* [Your assignment]: Each record must be printed exactly as given.
(Exercise inputs begins)
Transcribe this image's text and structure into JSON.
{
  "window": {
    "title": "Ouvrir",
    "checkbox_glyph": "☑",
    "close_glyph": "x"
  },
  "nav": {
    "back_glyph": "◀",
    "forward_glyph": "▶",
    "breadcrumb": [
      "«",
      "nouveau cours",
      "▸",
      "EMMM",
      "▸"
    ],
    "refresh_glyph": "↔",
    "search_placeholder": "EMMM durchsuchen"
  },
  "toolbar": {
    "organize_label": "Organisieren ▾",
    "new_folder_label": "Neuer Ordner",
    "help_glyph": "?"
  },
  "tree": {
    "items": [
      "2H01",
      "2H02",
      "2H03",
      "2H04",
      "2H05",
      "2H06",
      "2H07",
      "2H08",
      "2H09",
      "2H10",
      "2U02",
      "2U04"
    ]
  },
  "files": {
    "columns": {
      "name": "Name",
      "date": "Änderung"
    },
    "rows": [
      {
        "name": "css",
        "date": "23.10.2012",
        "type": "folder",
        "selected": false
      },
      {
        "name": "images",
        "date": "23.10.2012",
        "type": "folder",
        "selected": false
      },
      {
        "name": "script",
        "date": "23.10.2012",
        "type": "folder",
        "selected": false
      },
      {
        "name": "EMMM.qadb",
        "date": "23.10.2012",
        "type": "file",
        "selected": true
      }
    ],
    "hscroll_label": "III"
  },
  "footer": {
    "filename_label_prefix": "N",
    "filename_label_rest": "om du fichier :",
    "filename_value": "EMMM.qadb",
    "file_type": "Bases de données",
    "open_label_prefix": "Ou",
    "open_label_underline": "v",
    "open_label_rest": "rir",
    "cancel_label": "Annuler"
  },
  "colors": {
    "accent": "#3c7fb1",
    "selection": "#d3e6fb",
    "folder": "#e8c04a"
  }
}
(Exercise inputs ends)
* [Task result]:
Transcribe this image's text and structure into JSON.
{
  "window": {
    "title": "Ouvrir",
    "checkbox_glyph": "☑",
    "close_glyph": "x"
  },
  "nav": {
    "back_glyph": "◀",
    "forward_glyph": "▶",
    "breadcrumb": [
      "«",
      "nouveau cours",
      "▸",
      "EMMM",
      "▸"
    ],
    "refresh_glyph": "↔",
    "search_placeholder": "EMMM durchsuchen"
  },
  "toolbar": {
    "organize_label": "Organisieren ▾",
    "new_folder_label": "Neuer Ordner",
    "help_glyph": "?"
  },
  "tree": {
    "items": [
      "2H01",
      "2H02",
      "2H03",
      "2H04",
      "2H05",
      "2H06",
      "2H07",
      "2H08",
      "2H09",
      "2H10",
      "2U02",
      "2U04"
    ]
  },
  "files": {
    "columns": {
      "name": "Name",
      "date": "Änderung"
    },
    "rows": [
      {
        "name": "css",
        "date": "23.10.2012",
        "type": "folder",
        "selected": false
      },
      {
        "name": "images",
        "date": "23.10.2012",
        "type": "folder",
        "selected": false
      },
      {
        "name": "script",
        "date": "23.10.2012",
        "type": "folder",
        "selected": false
      },
      {
        "name": "EMMM.qadb",
        "date": "23.10.2012",
        "type": "file",
        "selected": true
      }
    ],
    "hscroll_label": "III"
  },
  "footer": {
    "filename_label_prefix": "N",
    "filename_label_rest": "om du fichier :",
    "filename_value": "EMMM.qadb",
    "file_type": "Bases de données",
    "open_label_prefix": "Ou",
    "open_label_underline": "v",
    "open_label_rest": "rir",
    "cancel_label": "Annuler"
  },
  "colors": {
    "accent": "#3c7fb1",
    "selection": "#d3e6fb",
    "folder": "#e8c04a"
  }
}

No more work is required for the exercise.